Cash Flow is the financial life blood of your business. It’s important to have a very good understanding of how much money you have at a given time as well as a firm grasp on how much and when money is coming in and going out every month.
One of the three major financial reports is the Cash Flow Statement. This report is beneficial & I will cover it soon, but I think that the “Cash Sheet” is a better day-to-day tool for managing your cash flow.
The “Cash Sheet” is a report that you can keep up with daily or weekly to know exactly how much money you have available. See, two of the biggest financial mistakes I see business owners make relate to cash management. First, they don’t have a system for paying bills. Second, they use their bank balance as a guide to making decisions.
There may not be a perfect system for paying bills but I have found that paying bills twice a month works really well. That means picking 2 days roughly 15 days apart and only paying bills on those days. It also helps to get your automatic drafts to come out on those days as well. For example, your two days could be the 5th and the 20th or the 15th and 25th. The benefits of this systems are: (1) You save time only paying bills twice a month rather than throughout the week/month (If you read Tim Ferriss’ “4 Hour Work Week”, this is what he refers to as batching). (2) You can see how and when cash moves in and out of your business. Cash comes in through deposits and accumulates. Then cash goes back out as you pay your expenses. It’s similar to an ocean tide…you see the high tide and low tide twice a month.
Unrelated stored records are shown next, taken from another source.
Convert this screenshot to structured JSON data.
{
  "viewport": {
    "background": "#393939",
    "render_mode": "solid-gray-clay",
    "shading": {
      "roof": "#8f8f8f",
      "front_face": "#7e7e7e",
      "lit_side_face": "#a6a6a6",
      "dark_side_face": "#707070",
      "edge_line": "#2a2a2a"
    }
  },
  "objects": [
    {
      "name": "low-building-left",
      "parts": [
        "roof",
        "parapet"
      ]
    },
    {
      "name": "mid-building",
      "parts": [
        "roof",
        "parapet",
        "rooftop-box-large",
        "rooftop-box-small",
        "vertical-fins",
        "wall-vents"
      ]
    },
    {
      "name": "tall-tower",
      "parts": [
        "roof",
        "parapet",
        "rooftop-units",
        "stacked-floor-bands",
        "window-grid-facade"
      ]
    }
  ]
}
Getting this system set up takes a little bit of work on the front end but it’s well worth it in the long run. Some things you need to do are communicate with your employees and vendors and anybody else who may be effected by the change. Let them know about your new system and when to expect payments. If you have any automatic drafts, you will need to change those. You will have to stay disciplined and not cave in anytime a vendor requests payment.
Your bank account should not be used to make financial decisions mainly because it may not tell the whole truth. Your bank account might show that you have plenty of money to pay your bills but it doesn’t show you that you have a bank draft and uncleared checks. This is where the “Cash Sheet” comes in really handy. It tracks the actual cash that you have available plus shows you what drafts you have coming up.
So, what is a “Cash Sheet”. There are different formats that you can use but here’s the one I made for my gym. Feel free to steal it or adjust it to fit your liking. If you are in fact following the twice a month system mentioned above, you could probably make this a weekly report that you update every Monday.
If you need any help setting up your cash sheet or managing your cash flow, reply to this message and let’s chat.
Here’s that link again: https://drive.google.com/file/d/0B7l18ITYRsbvSHpYV3p0MkZrNXc/view?usp=sharing